The South Carolina Senate Wednesday completed the legislature’s answer to Gov. Nikki Haley’s 81 state budget vetoes, ending a legislative year that lasted 28 weeks.
A day after the South Carolina House of Representatives overrode 51 of Gov. Nikki Haley’s budget vetoes, the Senate agreed with them on all but three: two dealing with the Jasper Port and one Department of Social Services local program for women in Edgefield County.
Haley Wednesday said she appreciates the amount of vetoes the House sustained, “It’s a lot of vetoes from my days of being a legislator; we never saw that many.

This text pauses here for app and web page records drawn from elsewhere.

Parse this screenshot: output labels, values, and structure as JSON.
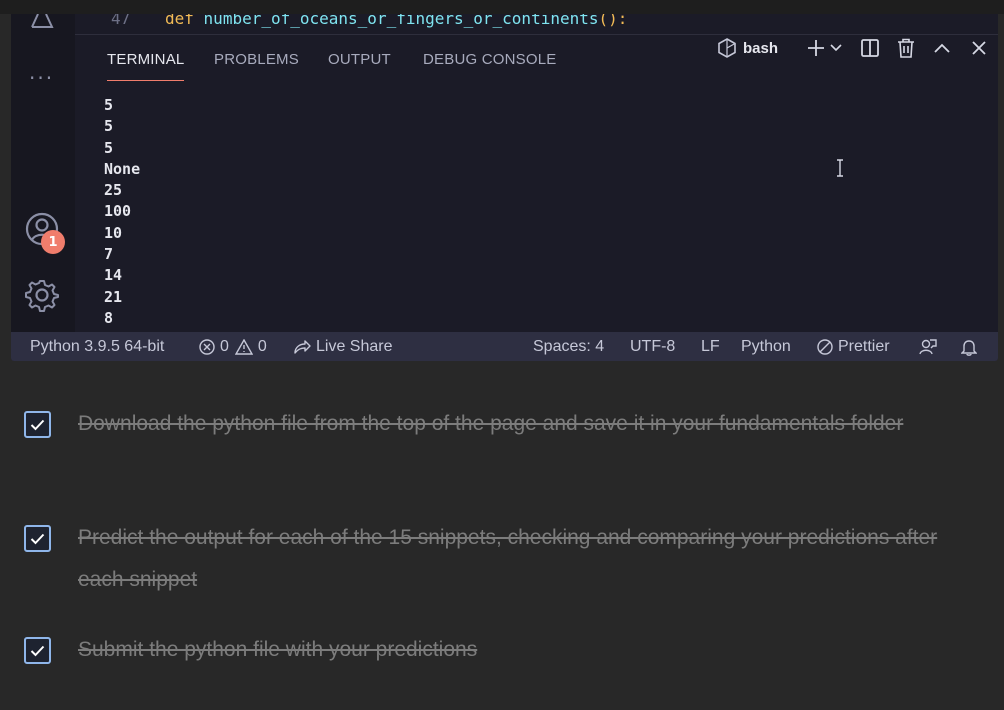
{
  "editor": {
    "line_number": "47",
    "keyword": "def",
    "function_name": "number_of_oceans_or_fingers_or_continents",
    "parens": "():"
  },
  "panel": {
    "tabs": [
      {
        "label": "TERMINAL",
        "active": true
      },
      {
        "label": "PROBLEMS",
        "active": false
      },
      {
        "label": "OUTPUT",
        "active": false
      },
      {
        "label": "DEBUG CONSOLE",
        "active": false
      }
    ],
    "shell_label": "bash",
    "actions": [
      "terminal-icon",
      "plus-icon",
      "chevron-down-icon",
      "split-icon",
      "trash-icon",
      "chevron-up-icon",
      "close-icon"
    ]
  },
  "terminal_output": [
    "5",
    "5",
    "5",
    "None",
    "25",
    "100",
    "10",
    "7",
    "14",
    "21",
    "8"
  ],
  "activity_bar": {
    "account_badge": "1",
    "accent": "#f07d6c"
  },
  "statusbar": {
    "interpreter": "Python 3.9.5 64-bit",
    "errors": "0",
    "warnings": "0",
    "live_share": "Live Share",
    "spaces": "Spaces: 4",
    "encoding": "UTF-8",
    "eol": "LF",
    "language": "Python",
    "formatter": "Prettier"
  },
  "checklist": [
    {
      "text": "Download the python file from the top of the page and save it in your fundamentals folder",
      "checked": true
    },
    {
      "text": "Predict the output for each of the 15 snippets, checking and comparing your predictions after each snippet",
      "checked": true
    },
    {
      "text": "Submit the python file with your predictions",
      "checked": true
    }
  ]
}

So what I appreciate is the fact that I honestly think the Legislature took time to read the explanations, we spent a lot of time educating them on these. Did we get all that I wanted? No. But did I get to see them take a lot of that pork and irresponsible spending out of the budget? Yes.”

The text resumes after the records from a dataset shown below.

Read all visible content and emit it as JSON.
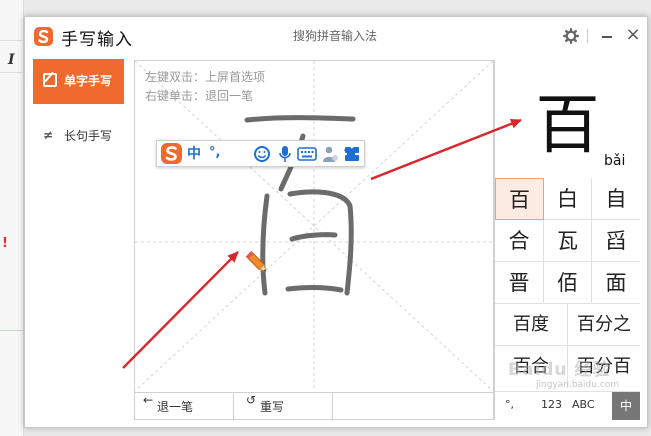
{
  "window": {
    "app_title": "手写输入",
    "brand_title": "搜狗拼音输入法"
  },
  "background": {
    "italic_button": "I",
    "exclaim": "!"
  },
  "sidebar": {
    "items": [
      {
        "label": "单字手写",
        "active": true,
        "icon": "pen-box-icon"
      },
      {
        "label": "长句手写",
        "active": false,
        "icon": "scribble-icon",
        "icon_glyph": "≠"
      }
    ]
  },
  "canvas": {
    "hint_line1": "左键双击：上屏首选项",
    "hint_line2": "右键单击：退回一笔",
    "toolbar": {
      "lang_label": "中",
      "punct_label": "°,",
      "icons": [
        "sogou-logo-icon",
        "emoji-icon",
        "mic-icon",
        "keyboard-icon",
        "user-icon",
        "shirt-icon",
        "grid-icon"
      ]
    },
    "actions": {
      "undo_icon": "←",
      "undo_label": "退一笔",
      "reset_icon": "↺",
      "reset_label": "重写"
    }
  },
  "result": {
    "top_char": "百",
    "pinyin": "bǎi",
    "candidates": [
      "百",
      "白",
      "自",
      "合",
      "瓦",
      "舀",
      "晋",
      "佰",
      "面",
      "百度",
      "百分之",
      "百合",
      "百分百"
    ],
    "footer": {
      "symbol_label": "°,",
      "number_label": "123",
      "abc_label": "ABC",
      "zh_label": "中"
    }
  },
  "watermark": {
    "text": "Baidu 经验",
    "url": "jingyan.baidu.com"
  },
  "colors": {
    "accent": "#f06a2e",
    "toolbar_blue": "#1d6fd6",
    "arrow_red": "#d8262a",
    "stroke_gray": "#6b6b6b"
  }
}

The Senate changed its mind after sustaining Haley’s veto of the use of the state’s part in a national settlement with banks for their mortgage practices that resulted in mass foreclosures. The budget gave the money to the Commerce Department to close deals with new companies.
“Call it what you want to call it, it’s wrong,” Scott said in the first real back-and-forth of the afternoon, “Money that was taken from folk who lost their homes because the banks took advantage of them.”
After an hour of heated debate, the override passed by one vote.
Another prolonged debate centered on whether or not to fund a joint South Carolina-Georgia board that oversees the future Jasper Ocean Terminal. Lawmakers have made the Joint Project Office (JPO), and its work, part of its ongoing–and legally complex– argument with the governor over whether or not Georgia should be allowed to dredge the Savannah River.
The Senate sided with the governor in maintaining the authority of the JPO, instead of giving more of it over to a SC legislative commission.
In another budget item, State Supreme Court Chief Justice Jean Toal personally asked lawmakers to maintain funding for its IT and digital infrastructure. She told South Carolina Radio Network that the courts are converting to e-filing and that cutting this money would “stop them in their tracks.”
Senate Judiciary Committee Chair Larry Martin in asking for the override, said the veto would “cut to the quick” of the judicial budget.”
The second of two vetoes to the arts commission was better received in the Senate than in the House as Sen. Greg Ryberg (R-Aiken), Sen. Tom Davis (R- Beaufort) and Sen. Lee Bright (R-Spartanburg) questioned the need to devote public money to the arts. The vetoed provision added $500,000 to fund local arts projects.
Davis, who says he is a supporter of the arts locally, said, “They become accustomed to having government step in and do it for them. The money that we’re taking from taxpayers here and then sending it down through a bureaucratic maze, if we stop that practice completely, individuals would sponsor the arts as they have historically done before we created this dependency state.”
The Senate overwhelmingly sided (39-2) with the House in overriding the veto to the State Health Department’s Rape Crisis Network. Richland Sen. Joel Lourie took aim at Gov. Haley’s characterization of the services as “special interests.
“I hope you are listening, because you need to spend a little less time on Facebook and a little more time being a stateswoman and a governor,” blasted Lourie.
In a press conference, the governor retorted,”If you have a way I could have said it differently, I’m open to saying that. Was it a special group picked out of a group of those? Yes. Was it put in the wrong place? Yes. Was it one-time money? Yes. So if you have a different way for me to say that I happy to have suggestions.”
Other overrides include:
-$500,000 for SC Department of Agriculture’s “SC grown” marketing
-$15,000 for a mandatory peer review audit for the Legislative Audit Council
-$4 million for a Clemson University Advanced Plant Technology Lab
-$3 million for the Rural Infrastructure Fund
-$1,173,826 for Governor’s School for Science and Math construction completion
-$200,000 for DHEC AIDS Drug Assistance Program (ADAP)